We use a set of statistical models to relate the relative abundance of each species measured at ABMI sites to three sets of variables: vegetation types, human footprint and geographic location. The analyses are done separately for three regions: boreal (including Canadian shield), foothills and south (parkland+grassland).
The analysis is conducted in a ‘model selection framework’, which means that the models for each species are only as complex as the data for that species support. For example, the models for a rarer species with few records may not be able to separate different age classes or even broad stand types. All age classes or several stand types will therefore all have the same average value in the vegetation figures. This does not mean that there are truly no differences between these types for that species. It just means that we do not yet have enough data to estimate abundances in all those individual vegetation types.
We cannot distinguish different open vegetation types in the boreal and foothills – grass, shrubs and open wetland – because these are rare types in our terrestrial sampling. We also have few samples in very young or very old forest, because these are also rare. Our results might miss species that have a strong association with one of these rare vegetation types.
This modeling requires moderate sample sizes, so we can only do the analyses for species that have at least 20 records in a natural region. ABMI has some information on many other rarer species. We can provide simpler summaries of our records for these species.
Figures show mean relative abundances, with 90% confidence intervals.
The bird modeling differed from other taxa from some aspects because the data set is more extensive (see Collaborations). The combined data set needed to be standardized due to the differences in survey protocol among the data sets. Algorithms to deal with different protocols in bird surveys and methods for estimating predictive uncertainty were developed in collaboration with the Boreal Avian Modelling Project (BAM) team (Sólymos et al. 2013). BAM also provided data management help for organizing bird point count data. The minimum number of detections required for model building for birds was 25.
The bioclimatic variables used in the modeling were calculated at a 4-km resolution using monthly climate normals of temperature and precipitation averaged over 1961-1990. The monthly climate normals are based on instrument-measured climate data that were interpolated by PRISM (Daly et al., 2002) and WorldClim (Hijmans et al., 2005). The western North American portion of these data are described by Wang et al. (2011).
Province-wide maps are generated by applying the models of a species relationship with vegetation types, human footprint and geographic location to each quarter-section in the province. The ‘current’ maps use the current human footprint. The ‘reference’ maps uses a back-filled map, in which footprint has been removed and replaced with the vegetation type that was there prior to footprint. Back-filling is based on adjacent vegetation types and rules about what vegetation types different footprint types can occur in (e.g., forestry in harvestable-age upland stands).
There are two main limitations to ABMI species maps:

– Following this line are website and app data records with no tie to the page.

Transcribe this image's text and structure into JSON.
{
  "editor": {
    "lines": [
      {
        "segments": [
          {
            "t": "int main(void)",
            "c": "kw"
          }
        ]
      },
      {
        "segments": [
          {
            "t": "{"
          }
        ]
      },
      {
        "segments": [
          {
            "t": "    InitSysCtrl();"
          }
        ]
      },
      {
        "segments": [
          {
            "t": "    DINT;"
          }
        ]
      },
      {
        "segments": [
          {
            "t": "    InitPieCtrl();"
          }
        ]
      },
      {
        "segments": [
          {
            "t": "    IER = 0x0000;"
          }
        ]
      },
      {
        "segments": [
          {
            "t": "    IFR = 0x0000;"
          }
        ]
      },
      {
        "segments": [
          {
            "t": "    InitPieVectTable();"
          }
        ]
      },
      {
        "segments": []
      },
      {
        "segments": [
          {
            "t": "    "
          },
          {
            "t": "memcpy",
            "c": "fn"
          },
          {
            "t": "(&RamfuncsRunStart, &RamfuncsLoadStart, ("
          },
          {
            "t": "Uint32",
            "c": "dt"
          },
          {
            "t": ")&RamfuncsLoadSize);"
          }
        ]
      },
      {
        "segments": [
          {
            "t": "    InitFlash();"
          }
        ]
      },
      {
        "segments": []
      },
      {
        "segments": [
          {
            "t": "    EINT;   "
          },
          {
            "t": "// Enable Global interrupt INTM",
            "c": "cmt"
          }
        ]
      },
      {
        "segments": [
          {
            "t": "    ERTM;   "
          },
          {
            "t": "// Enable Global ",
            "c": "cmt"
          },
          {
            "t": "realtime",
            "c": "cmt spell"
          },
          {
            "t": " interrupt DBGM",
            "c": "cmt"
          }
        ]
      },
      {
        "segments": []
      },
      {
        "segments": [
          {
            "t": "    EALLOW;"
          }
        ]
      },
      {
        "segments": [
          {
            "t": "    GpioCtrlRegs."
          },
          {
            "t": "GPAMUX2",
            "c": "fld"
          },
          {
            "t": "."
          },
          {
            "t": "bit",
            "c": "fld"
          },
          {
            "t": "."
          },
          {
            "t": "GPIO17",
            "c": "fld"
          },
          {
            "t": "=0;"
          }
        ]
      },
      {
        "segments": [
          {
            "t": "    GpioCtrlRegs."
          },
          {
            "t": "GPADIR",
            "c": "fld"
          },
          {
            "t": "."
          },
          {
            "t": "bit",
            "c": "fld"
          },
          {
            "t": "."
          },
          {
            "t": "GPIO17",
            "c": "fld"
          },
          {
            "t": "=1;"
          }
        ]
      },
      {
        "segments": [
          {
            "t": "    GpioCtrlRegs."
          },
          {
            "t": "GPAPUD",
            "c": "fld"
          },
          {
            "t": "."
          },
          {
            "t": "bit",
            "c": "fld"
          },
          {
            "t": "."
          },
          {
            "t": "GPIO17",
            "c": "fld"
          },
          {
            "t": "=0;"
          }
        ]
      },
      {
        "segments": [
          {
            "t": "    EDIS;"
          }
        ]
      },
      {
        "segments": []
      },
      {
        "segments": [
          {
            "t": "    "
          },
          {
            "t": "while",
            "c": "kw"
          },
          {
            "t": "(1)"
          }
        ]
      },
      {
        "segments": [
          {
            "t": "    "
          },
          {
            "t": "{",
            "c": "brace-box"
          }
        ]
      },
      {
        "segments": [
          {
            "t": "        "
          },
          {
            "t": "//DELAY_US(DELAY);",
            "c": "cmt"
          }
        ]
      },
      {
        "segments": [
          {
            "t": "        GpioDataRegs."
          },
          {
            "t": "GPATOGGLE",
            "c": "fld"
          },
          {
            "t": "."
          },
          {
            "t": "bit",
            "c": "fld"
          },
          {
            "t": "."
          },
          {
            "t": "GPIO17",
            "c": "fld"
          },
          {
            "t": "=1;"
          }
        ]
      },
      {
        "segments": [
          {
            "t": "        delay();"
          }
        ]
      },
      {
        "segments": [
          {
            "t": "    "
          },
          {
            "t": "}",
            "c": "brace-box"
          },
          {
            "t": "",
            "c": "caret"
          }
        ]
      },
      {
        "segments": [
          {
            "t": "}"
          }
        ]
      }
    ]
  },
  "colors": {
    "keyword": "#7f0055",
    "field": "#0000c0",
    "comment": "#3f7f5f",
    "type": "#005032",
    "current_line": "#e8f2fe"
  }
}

Remember also that the reference maps only show the effects of statistically removing the effects of human footprint. They do not show how the species would have been distributed under ‘pristine’, ‘natural’ or ‘pre-historic’ conditions.
Please see limitations for more explanation and additional caveats.
Daly, C., W. P. Gibson, G. H. Taylor, G. L. Johnson, and P. Pasteris. 2002. A knowledge-based approach to the statistical mapping of climate. Climate Research, 22, 99-113.
Hijmans, R. J., S. E. Cameron, J. L. Parra, P. G. Jones, and A. Jarvis. 2005. Very high resolution interpolated climate surfaces for global land areas. International Journal of Climatology, 25, 1965-1978.
Sólymos, P., Matsuoka, S. M., Bayne, E. M., Lele, S. R., Fontaine, P., Cumming, S. G., Stralberg, D., Schmiegelow, F. K. A., and Song, S. J., 2013. Calibrating indices of avian density from non-standardized survey data: making the most of a messy situation. Methods in Ecology and Evolution, 4, 1047-1058.
Wang, T., A. Hamann, D. L. Spittlehouse, and T. Q. Murdock. 2011. ClimateWNA - high-resolution spatial climate data for western North America. Meteorology and Climatology, 51, 16-29.